The game is certainly dated in some ways. As mentioned earlier, most levels have a gimmick of some kind to differentiate it from the others, but oftentimes those gimmicks lack polish. The landspeeder level stands out as particularly awkward. You have a few options of taking out enemies while on the speeder, but none of them work particularly well and it always feels like dumb luck when you get it to work. The maneuverability of the speeder also isn’t entirely in tune with the level-design which leads to a fair amount of frustration. Ultimately, while these gimmicks are sometimes frustrating and show the game’s age, they’re still quite fun and rarely stick around long enough to become truly detestable.
It’s also important to note that this is the new console version of the game (PS4 specifically). While it was released on the Xbox back in 2003, I think it’s safe to assume that most people were familiar with the PC version. As much fun as I had playing this up on the big screen in my living room, it does quickly become clear the game was built with PC in mind. The sheer amount of Force powers and weapons you can switch between lends itself very well to the scroll wheel or F keys, but not so much to a controller.
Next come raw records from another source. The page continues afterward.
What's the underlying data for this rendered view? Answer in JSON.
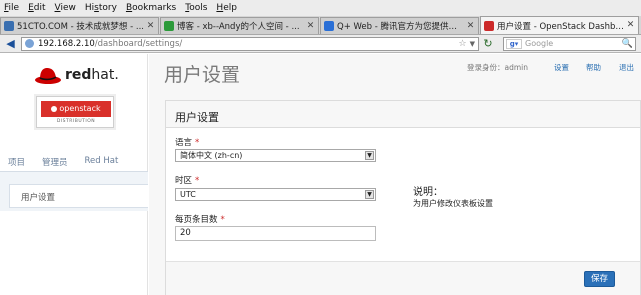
{
  "menu": [
    {
      "label": "File",
      "underline": "F",
      "rest": "ile"
    },
    {
      "label": "Edit",
      "underline": "E",
      "rest": "dit"
    },
    {
      "label": "View",
      "underline": "V",
      "rest": "iew"
    },
    {
      "label": "History",
      "pre": "Hi",
      "underline": "s",
      "rest": "tory"
    },
    {
      "label": "Bookmarks",
      "underline": "B",
      "rest": "ookmarks"
    },
    {
      "label": "Tools",
      "underline": "T",
      "rest": "ools"
    },
    {
      "label": "Help",
      "underline": "H",
      "rest": "elp"
    }
  ],
  "tabs": [
    {
      "label": "51CTO.COM - 技术成就梦想 - ...",
      "icon": "51cto-favicon",
      "color": "#3a6fb0"
    },
    {
      "label": "博客 - xb--Andy的个人空间 - ...",
      "icon": "blog-favicon",
      "color": "#2c9a3a"
    },
    {
      "label": "Q+ Web - 腾讯官方为您提供的...",
      "icon": "qq-favicon",
      "color": "#2a6fd6"
    },
    {
      "label": "用户设置 - OpenStack Dashbo...",
      "icon": "redhat-favicon",
      "color": "#cc2a2a",
      "active": true
    }
  ],
  "nav": {
    "url_host": "192.168.2.10",
    "url_path": "/dashboard/settings/",
    "search_placeholder": "Google",
    "search_engine": "Google"
  },
  "sidebar": {
    "brand": "redhat.",
    "brand_bold": "red",
    "brand_rest": "hat.",
    "product": "openstack",
    "distribution": "DISTRIBUTION",
    "tabs": [
      "项目",
      "管理员",
      "Red Hat"
    ],
    "active_item": "用户设置"
  },
  "header": {
    "title": "用户设置",
    "login_label": "登录身份：admin",
    "links": [
      "设置",
      "帮助",
      "退出"
    ]
  },
  "form": {
    "card_title": "用户设置",
    "language_label": "语言",
    "language_value": "简体中文 (zh-cn)",
    "timezone_label": "时区",
    "timezone_value": "UTC",
    "page_size_label": "每页条目数",
    "page_size_value": "20",
    "required_mark": "*",
    "desc_title": "说明：",
    "desc_text": "为用户修改仪表板设置",
    "save_label": "保存"
  },
  "colors": {
    "accent": "#2a70b8",
    "brand_red": "#cc0000"
  }
}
Your force powers and weapons are now switchable with the D-Pad, which is cumbersome at first when you have four or five force powers but becomes unwieldy by the time you get all of them. There is, luckily, the option to map your favorites to the button combinations of your choice. However, this solution has limits and so you’ll probably just map your favorites and primarily use those. Frankly, though, my trash brain had real trouble remembering how to quickly select the power I wanted which led to more than a little frustration in high-intensity confrontations. I feel that, at least without a lot of practice, this is going to limit your playthrough to a more focused playstyle rather than the wilder and more unpredictable one I enjoy so much on PC. It’s important to note, however, that if you’re someone who primarily plays on console, you may not have any of these troubles. If you’re more familiar with PC, the learning curve is not going to be insignificant.
Jedi Academy is one of my favorite games that’s not without flaws, but somehow even those flaws are charming. Underneath its aging kinks there waits a game that’s utterly compelling that is infinitely re-playable. The combat has no match in Star Wars games to this day, and it offers countless possibilities to suit yourself with. It manages to capture so many different facets of Star Wars and does so with a genuine love for every bit of it.
Star Wars Jedi Knight: Jedi Academy PS4
Underneath its aging kinks there waits a game that’s utterly compelling that is infinitely re-playable. The combat has no match in Star Wars games to this day, and it offers countless possibilities to suit yourself with. It manages to capture so many different facets of Star Wars and does so with a genuine love for every bit of it.